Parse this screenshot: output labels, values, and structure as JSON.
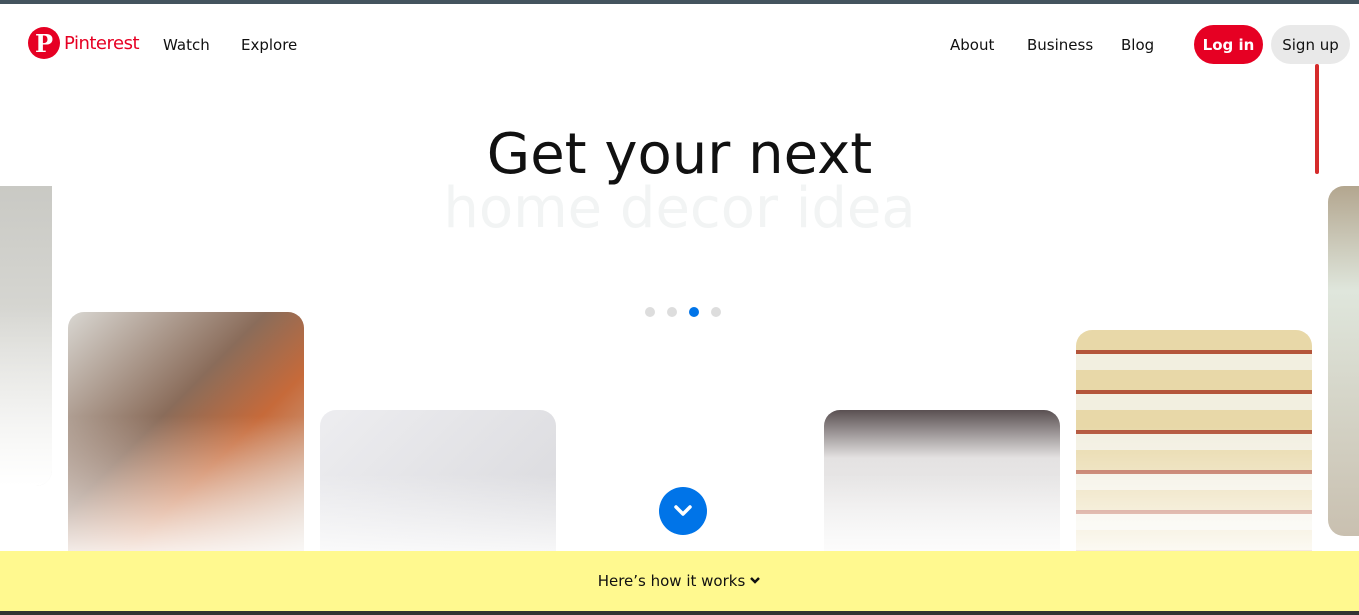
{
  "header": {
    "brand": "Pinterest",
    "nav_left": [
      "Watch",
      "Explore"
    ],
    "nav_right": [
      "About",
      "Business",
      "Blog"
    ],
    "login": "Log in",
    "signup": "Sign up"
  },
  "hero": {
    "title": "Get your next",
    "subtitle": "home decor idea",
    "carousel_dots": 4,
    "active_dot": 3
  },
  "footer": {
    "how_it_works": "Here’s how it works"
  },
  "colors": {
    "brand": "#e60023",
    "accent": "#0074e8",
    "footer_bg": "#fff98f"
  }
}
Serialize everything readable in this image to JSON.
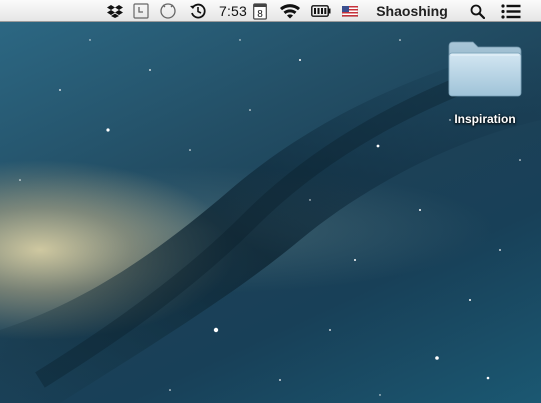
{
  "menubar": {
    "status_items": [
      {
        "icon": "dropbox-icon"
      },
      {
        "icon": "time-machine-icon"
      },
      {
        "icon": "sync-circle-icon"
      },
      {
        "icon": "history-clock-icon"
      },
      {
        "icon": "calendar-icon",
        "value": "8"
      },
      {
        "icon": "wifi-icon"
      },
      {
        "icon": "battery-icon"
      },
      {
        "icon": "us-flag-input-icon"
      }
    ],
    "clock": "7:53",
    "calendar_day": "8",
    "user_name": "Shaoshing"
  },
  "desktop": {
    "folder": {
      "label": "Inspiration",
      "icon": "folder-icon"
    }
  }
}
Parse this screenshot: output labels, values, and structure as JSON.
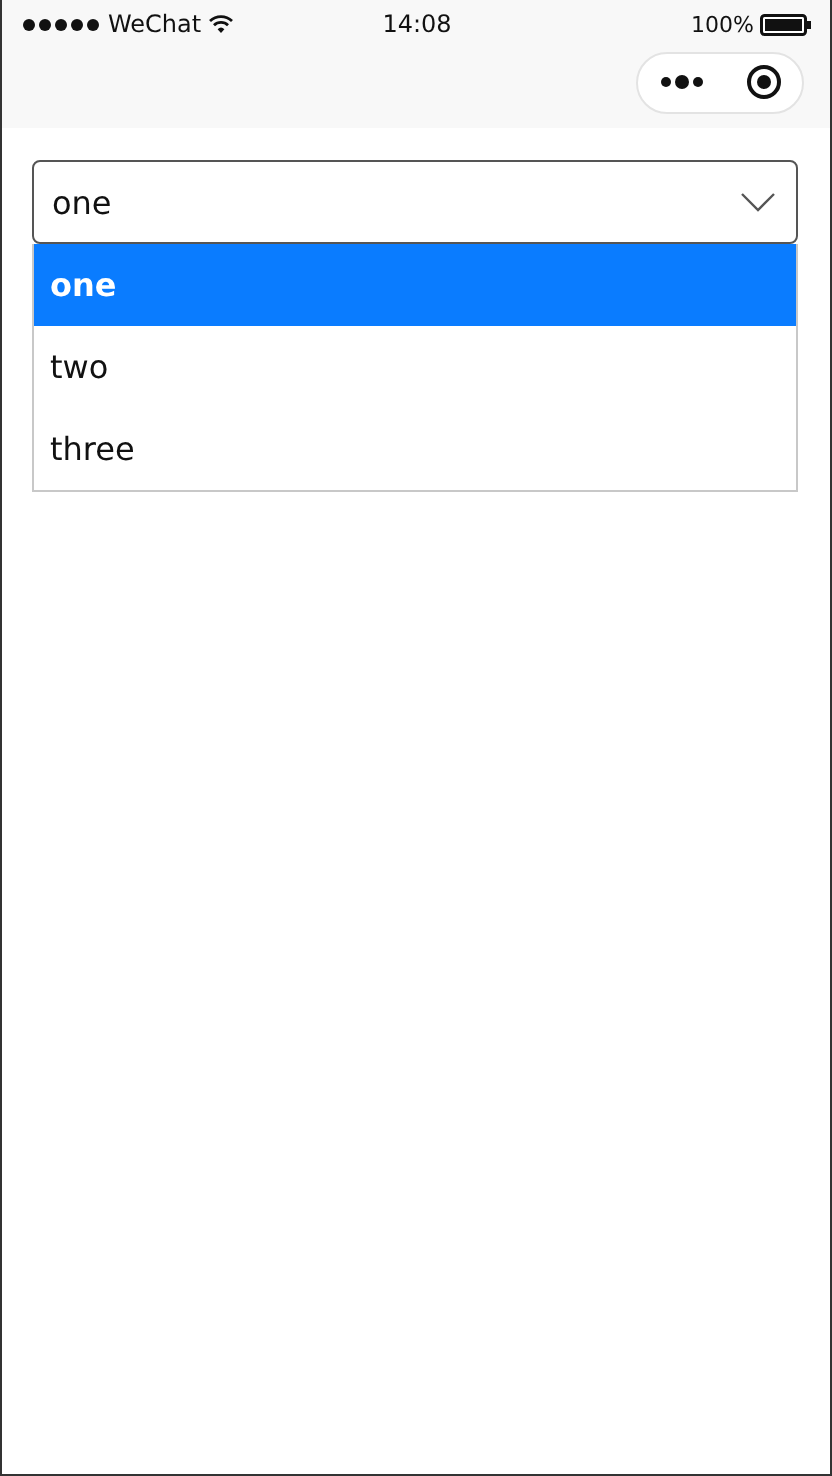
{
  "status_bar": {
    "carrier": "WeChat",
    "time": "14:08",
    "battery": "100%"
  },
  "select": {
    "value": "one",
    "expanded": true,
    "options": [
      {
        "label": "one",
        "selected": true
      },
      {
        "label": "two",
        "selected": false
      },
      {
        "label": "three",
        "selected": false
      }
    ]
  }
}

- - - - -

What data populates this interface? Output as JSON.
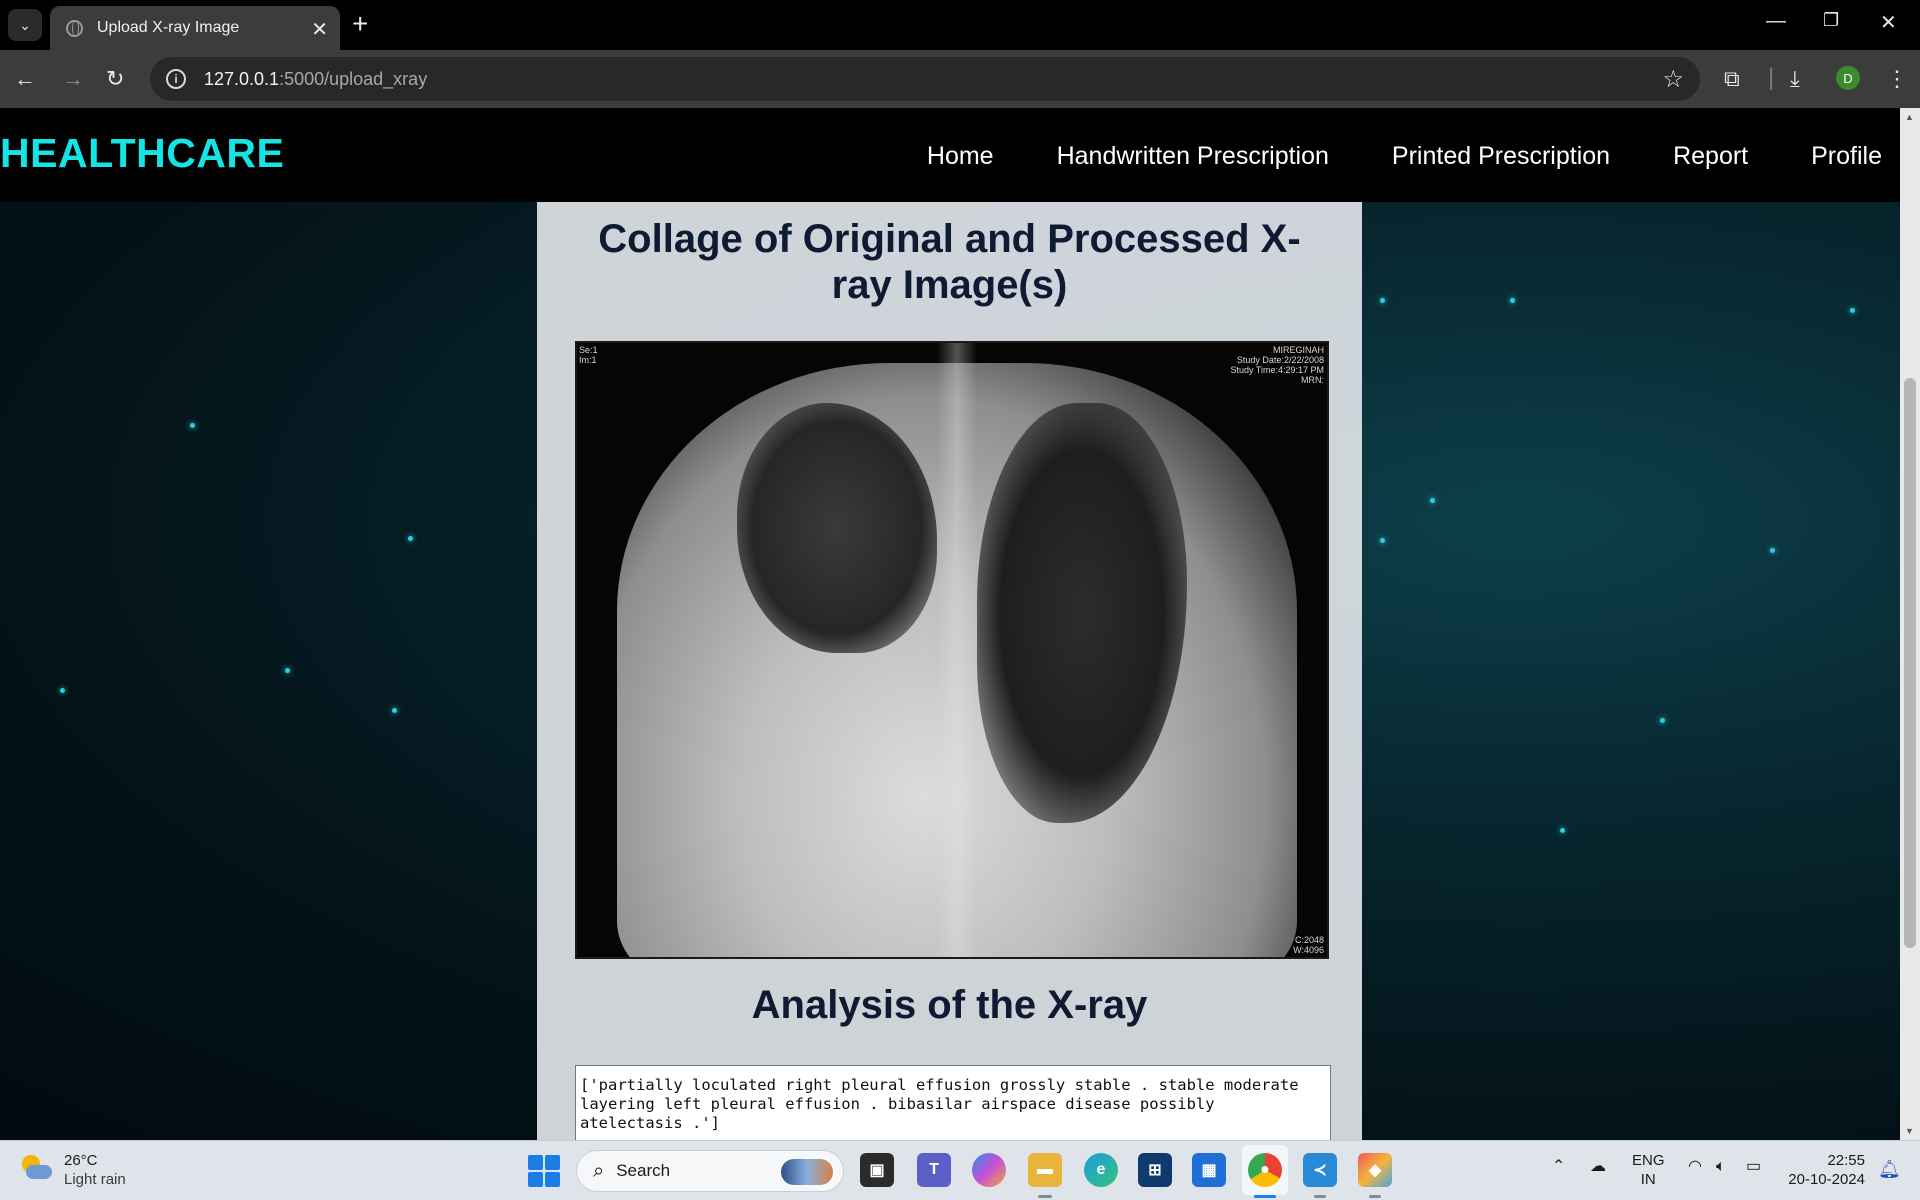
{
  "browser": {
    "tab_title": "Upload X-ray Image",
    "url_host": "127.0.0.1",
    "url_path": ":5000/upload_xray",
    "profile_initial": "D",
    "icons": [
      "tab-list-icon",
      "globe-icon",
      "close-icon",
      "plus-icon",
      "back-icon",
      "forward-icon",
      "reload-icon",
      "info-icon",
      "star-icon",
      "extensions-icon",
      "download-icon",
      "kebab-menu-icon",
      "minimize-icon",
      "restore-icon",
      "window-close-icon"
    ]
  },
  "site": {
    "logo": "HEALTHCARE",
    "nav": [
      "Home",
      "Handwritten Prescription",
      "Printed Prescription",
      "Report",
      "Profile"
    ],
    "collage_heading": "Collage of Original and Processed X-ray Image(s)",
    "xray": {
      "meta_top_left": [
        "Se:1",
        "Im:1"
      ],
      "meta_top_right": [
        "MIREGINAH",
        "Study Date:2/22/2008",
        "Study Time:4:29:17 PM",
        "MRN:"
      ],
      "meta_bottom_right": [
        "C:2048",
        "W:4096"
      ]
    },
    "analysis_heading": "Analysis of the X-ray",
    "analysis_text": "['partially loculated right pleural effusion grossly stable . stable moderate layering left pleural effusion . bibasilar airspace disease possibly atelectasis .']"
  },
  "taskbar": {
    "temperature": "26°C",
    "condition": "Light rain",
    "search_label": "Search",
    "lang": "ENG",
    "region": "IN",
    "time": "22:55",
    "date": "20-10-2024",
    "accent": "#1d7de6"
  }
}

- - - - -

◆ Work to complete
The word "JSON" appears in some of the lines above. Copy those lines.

◆ Exercise answer
Parse this screenshot: output labels, values, and structure as JSON.
Serialize everything readable in this image to JSON.
Parse this screenshot: output labels, values, and structure as JSON.
What data populates this interface? Output as JSON.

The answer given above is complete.